- _Exercise directions_
Reproduce the records exactly. Leave the pictures out.

[Entries from a dataset of interfaces]
........

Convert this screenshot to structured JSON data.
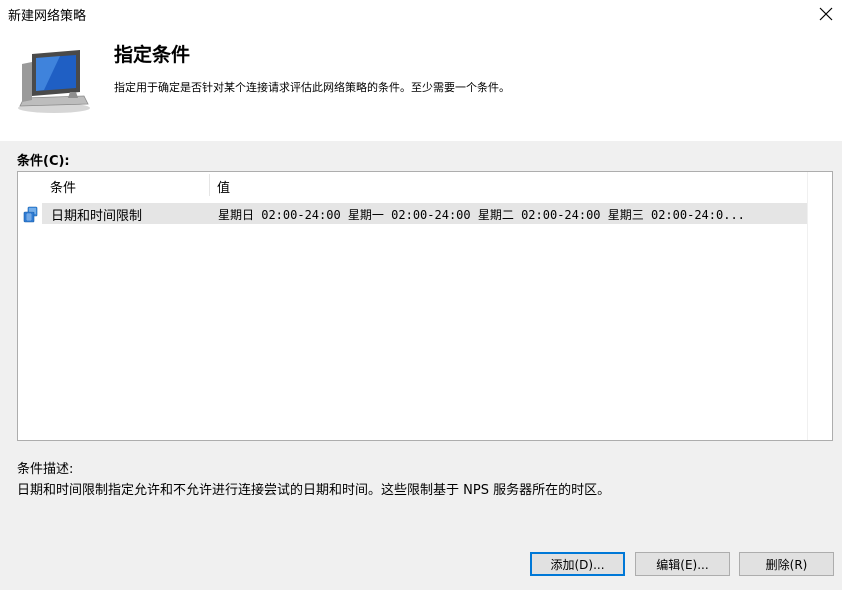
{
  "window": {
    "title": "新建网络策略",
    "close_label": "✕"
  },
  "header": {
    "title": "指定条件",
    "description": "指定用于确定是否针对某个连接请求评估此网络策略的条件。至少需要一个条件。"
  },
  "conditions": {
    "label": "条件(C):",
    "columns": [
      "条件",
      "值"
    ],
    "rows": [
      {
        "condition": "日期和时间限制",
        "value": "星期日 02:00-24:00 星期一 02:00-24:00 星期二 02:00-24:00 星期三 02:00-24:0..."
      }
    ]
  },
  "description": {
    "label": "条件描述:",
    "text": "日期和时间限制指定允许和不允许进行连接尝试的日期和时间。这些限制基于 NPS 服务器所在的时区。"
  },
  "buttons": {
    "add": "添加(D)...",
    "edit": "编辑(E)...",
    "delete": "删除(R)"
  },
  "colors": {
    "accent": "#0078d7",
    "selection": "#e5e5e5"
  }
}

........

- _The answer_
Convert this screenshot to structured JSON data.
{
  "window": {
    "title": "新建网络策略",
    "close_label": "✕"
  },
  "header": {
    "title": "指定条件",
    "description": "指定用于确定是否针对某个连接请求评估此网络策略的条件。至少需要一个条件。"
  },
  "conditions": {
    "label": "条件(C):",
    "columns": [
      "条件",
      "值"
    ],
    "rows": [
      {
        "condition": "日期和时间限制",
        "value": "星期日 02:00-24:00 星期一 02:00-24:00 星期二 02:00-24:00 星期三 02:00-24:0..."
      }
    ]
  },
  "description": {
    "label": "条件描述:",
    "text": "日期和时间限制指定允许和不允许进行连接尝试的日期和时间。这些限制基于 NPS 服务器所在的时区。"
  },
  "buttons": {
    "add": "添加(D)...",
    "edit": "编辑(E)...",
    "delete": "删除(R)"
  },
  "colors": {
    "accent": "#0078d7",
    "selection": "#e5e5e5"
  }
}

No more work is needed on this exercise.